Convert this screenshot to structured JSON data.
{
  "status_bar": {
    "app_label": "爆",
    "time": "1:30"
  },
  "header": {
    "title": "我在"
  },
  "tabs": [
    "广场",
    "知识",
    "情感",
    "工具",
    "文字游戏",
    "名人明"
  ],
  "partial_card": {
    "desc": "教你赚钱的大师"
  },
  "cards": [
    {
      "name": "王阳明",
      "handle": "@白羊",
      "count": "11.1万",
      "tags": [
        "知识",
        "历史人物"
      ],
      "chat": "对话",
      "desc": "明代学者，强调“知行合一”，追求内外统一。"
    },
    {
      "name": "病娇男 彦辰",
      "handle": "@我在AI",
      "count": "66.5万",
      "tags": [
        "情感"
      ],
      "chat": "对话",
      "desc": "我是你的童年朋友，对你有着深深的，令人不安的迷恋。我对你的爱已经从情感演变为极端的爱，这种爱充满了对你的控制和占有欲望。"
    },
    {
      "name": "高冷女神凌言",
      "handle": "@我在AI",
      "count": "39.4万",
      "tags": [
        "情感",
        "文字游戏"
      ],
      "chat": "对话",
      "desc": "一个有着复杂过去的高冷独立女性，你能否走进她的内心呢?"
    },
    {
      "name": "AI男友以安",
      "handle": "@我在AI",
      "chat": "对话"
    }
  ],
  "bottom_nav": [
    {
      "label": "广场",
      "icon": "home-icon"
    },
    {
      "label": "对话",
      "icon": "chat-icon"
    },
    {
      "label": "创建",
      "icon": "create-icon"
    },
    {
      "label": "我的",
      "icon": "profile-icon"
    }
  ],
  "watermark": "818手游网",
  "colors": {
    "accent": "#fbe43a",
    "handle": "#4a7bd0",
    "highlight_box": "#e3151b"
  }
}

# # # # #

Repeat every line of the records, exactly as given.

_Output of the exercise_
Convert this screenshot to structured JSON data.
{
  "status_bar": {
    "app_label": "爆",
    "time": "1:30"
  },
  "header": {
    "title": "我在"
  },
  "tabs": [
    "广场",
    "知识",
    "情感",
    "工具",
    "文字游戏",
    "名人明"
  ],
  "partial_card": {
    "desc": "教你赚钱的大师"
  },
  "cards": [
    {
      "name": "王阳明",
      "handle": "@白羊",
      "count": "11.1万",
      "tags": [
        "知识",
        "历史人物"
      ],
      "chat": "对话",
      "desc": "明代学者，强调“知行合一”，追求内外统一。"
    },
    {
      "name": "病娇男 彦辰",
      "handle": "@我在AI",
      "count": "66.5万",
      "tags": [
        "情感"
      ],
      "chat": "对话",
      "desc": "我是你的童年朋友，对你有着深深的，令人不安的迷恋。我对你的爱已经从情感演变为极端的爱，这种爱充满了对你的控制和占有欲望。"
    },
    {
      "name": "高冷女神凌言",
      "handle": "@我在AI",
      "count": "39.4万",
      "tags": [
        "情感",
        "文字游戏"
      ],
      "chat": "对话",
      "desc": "一个有着复杂过去的高冷独立女性，你能否走进她的内心呢?"
    },
    {
      "name": "AI男友以安",
      "handle": "@我在AI",
      "chat": "对话"
    }
  ],
  "bottom_nav": [
    {
      "label": "广场",
      "icon": "home-icon"
    },
    {
      "label": "对话",
      "icon": "chat-icon"
    },
    {
      "label": "创建",
      "icon": "create-icon"
    },
    {
      "label": "我的",
      "icon": "profile-icon"
    }
  ],
  "watermark": "818手游网",
  "colors": {
    "accent": "#fbe43a",
    "handle": "#4a7bd0",
    "highlight_box": "#e3151b"
  }
}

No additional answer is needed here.